Humans are programmed to think and speak in stories -- it’s in our DNA. Narratives are an incredibly powerful communication device, and yet they’re built from a relatively simple set of components: plot, conflict, setting, point of view, atmosphere and most importantly characters. Together, they share the writer’s message in a way unlike anything else. Writing your own story though can be uncomfortable and difficult.
In this hour-long session, NYT bestselling author Ayelet Waldman will dive into her approach to constructing narratives, focusing specifically on the challenges and opportunities of memoir writing. Starting with the critical importance of authenticity and honesty, she’ll surface and address the most common (and difficult) choices writers make during the creative process. She’ll also be leading a short exercise to help get you started and become comfortable with writing your truth. She will also cover her writing process, the importance of discipline to write everyday, having her own writing studio, and how to avoid distractions when it is time to work.
Ayelet Waldman is the author of the novels Love and Treasure, Red Hook Road, Love and Other Impossible Pursuits, and Daughter's Keeper, as well as of the essay collection Bad Mother: A Chronicle of Maternal Crimes, Minor Calamities, and Occasional Moments of Grace and the Mommy-Track Mystery series. She was a Federal public defender and an adjunct professor at the UC Berkeley law school where she developed and taught a course on the legal implications of the War on Drugs. She lives in Berkeley, California, with her husband, Michael Chabon, and
Ayelet instructs in plain English the mechanics to accurately write a memoir that is appealing, true and powerful. She is a superb communicator and is able to be honest, vulnerable and powerful when teaching this class. She's a real master. Thank you Ayelet and good luck in all that you do. :-)
Thank you for this course, it was inspiring and motivating, I too love research over getting it on paper, it felt good to hear how to manage it. I have to say though this really felt like a journey that landed me on an existential answer. My father had a Green Dodge Dart in the mid-seventies, and in it my face was slammed twice, once as it hit the front seat from being rear ended and seconds later, as we hit a small tree.
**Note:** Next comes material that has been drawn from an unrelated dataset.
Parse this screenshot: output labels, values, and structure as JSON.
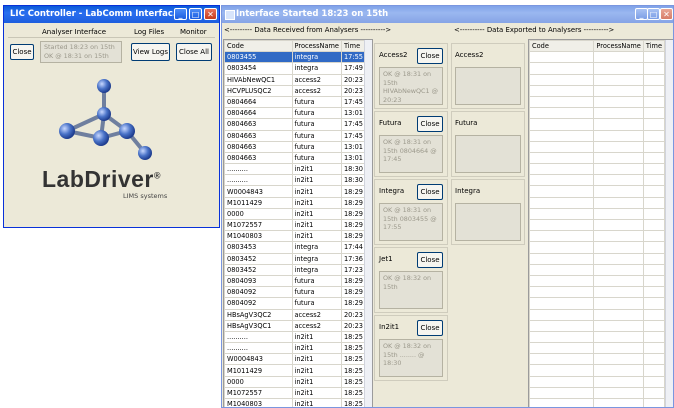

Is this a sign? Or what?
I loved this. Ayelet is a wonderful storyteller and her class was compelling. I loved how she gave actionable tips to get me started.